For UK passenger queries, contact Reservations on 0845 3 555 800.
If you’re nervous about the recent swine flu outbreak and want to cancel an upcoming vacation to Mexico, you might want to read this before calling your travel agent.
In the last 24 hours, I’ve received several e-mails like the following one from reader Aaron Kyle.
I have booked a vacation package to Cancun from Phoenix through Travelocity and now need to cancel my trip due to the swine flu outbreak. I contacted Travelocity’s customer service department and they said that they needed to contact the hotel in order to see if a refund is available.
When I tried to contact the hotel myself, the Fiesta Americana Condesa said that I will need to get a refund through Travelocity! I am going around in circles trying to get a straight answer.
They didn’t allow the $100 shuttle fee to be refunded by Olympus Tours, and they said I will have to contact the airlines on my own to make changes.
This is a disaster….can you help?
The United States has imposed no additional constraints or limitations on travel between the United States and Mexico. Travelers are encouraged to comply with suggestions by Mexican public health officials and to be alert to good health and sanitation practices.
Personally, I think it’s too soon to cancel a Mexico vacation unless you’re visiting an area that’s directly affected by swine flu. If the outbreak is contained, a trip to Cancun will probably be infection-free.
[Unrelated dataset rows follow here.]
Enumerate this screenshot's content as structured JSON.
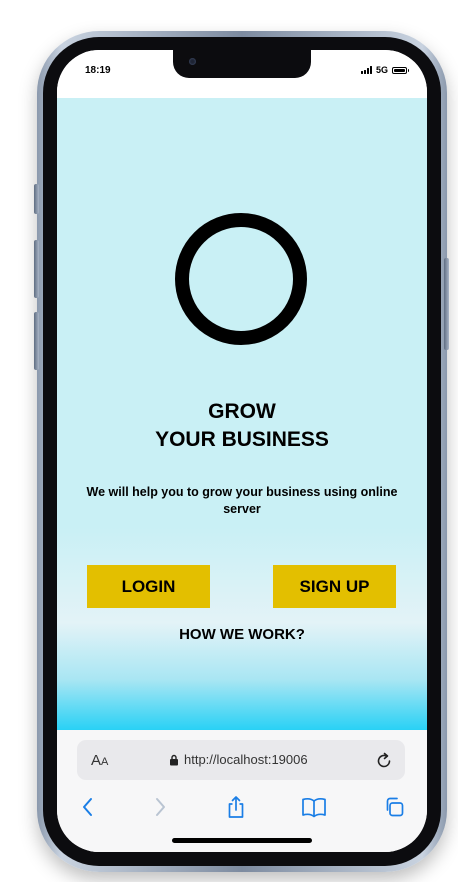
{
  "status_bar": {
    "time": "18:19",
    "network": "5G"
  },
  "app": {
    "headline_line1": "GROW",
    "headline_line2": "YOUR BUSINESS",
    "tagline": "We will help you to grow your business using online server",
    "login_label": "LOGIN",
    "signup_label": "SIGN UP",
    "how_link": "HOW WE WORK?",
    "colors": {
      "background": "#c9f0f5",
      "bottom_accent": "#29d1f5",
      "button": "#e3bf00",
      "text": "#000000"
    }
  },
  "browser": {
    "aa_big": "A",
    "aa_small": "A",
    "url": "http://localhost:19006",
    "accent": "#1a7ee6"
  }
}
Travelocity is listing the airlines with flexible change policies on its site, but it isn’t saying what it would do to help a customer cancel a vacation. In fact, it would be impractical to allow customers to call off their vacations now, because travel agencies would then have to allow customers cancel trips to California, Kansas, New York, Ohio and Texas, where the swine flu has made an appearance.
The next 24 to 48 hours will be interesting. If swine flu is contained, we can all get on with our lives and continue traveling.
If it isn’t, then all bets are off. Everything will come unraveled, and even if you booked your vacation through an online travel agency, it’s hard to imagine a scenario where you won’t be forced to deal directly with each airline, hotel and car rental agency to negotiate a refund or a re-do.